More and more high income earners are moving to the outskirts of the capital and this has led to increased investment in luxury real estate projects.
HA NOI —
While real estate projects on the central coastal are busy launching promotions and offering discounts to attract buyers, investors in small-scale eco-projects are also quietly raising their selling prices.
The latest survey by CBRE shows that investors are more likely to invest in new communities on the outskirts of big cities than in tourism projects in the central coastal cities. And this trend is particularly true for Ha Noi.
Dang Duc Thanh, a member of the Ecological Tourism Real Estate Association said he was no longer interested in tourism real estate any more due to high financing costs and slow returns.
Although he loved the sea and saw profit in such projects, the October decision by the Ministry of Planning and Investment and the Ministry of Natural Resources and Environment to impose stricter controls on tourism real estate projects had led him to rethink.
Small real estate projects on the outskirts of cities would be his choice, Thanh said.
Dang Hung Vo, former Deputy Minister of Natural Resources and Environment, said that demand for resorts had come with country's economy growth. Now people weren't just looking for short-term travel options. Many wealthy people could afford to buy a "second home" for holidays and weekends away.
Typical examples of these new projects include Top Hills Villas in Luong Son of Hoa Binh Province, and Queen Villas and Tan Vien resort in Ba Vi District, around 60 km west of Ha Noi.
Nguyen Thanh Trung, director of Viet Nam Archi Land said he believed that with the growing demand, his company would sell out all villas in the Green Villas 4 project.

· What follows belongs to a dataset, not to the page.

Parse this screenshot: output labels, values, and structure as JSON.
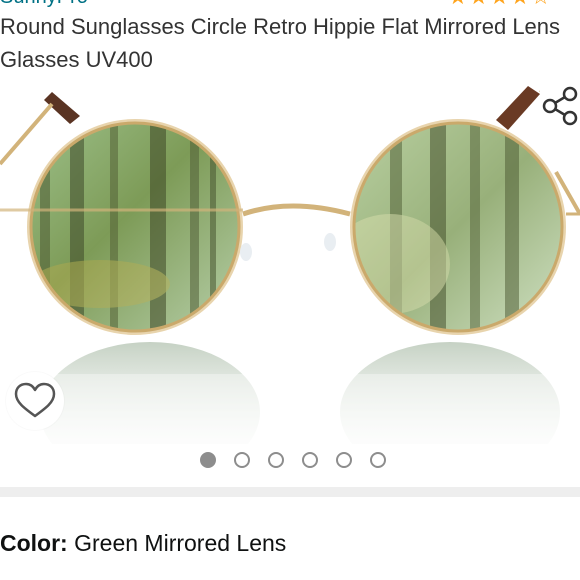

Trung said the increase in price of his villas was a daring move as other investors were offering great promotions and discounts. He added that the rise in prices was based on the real value of his projects. — VNS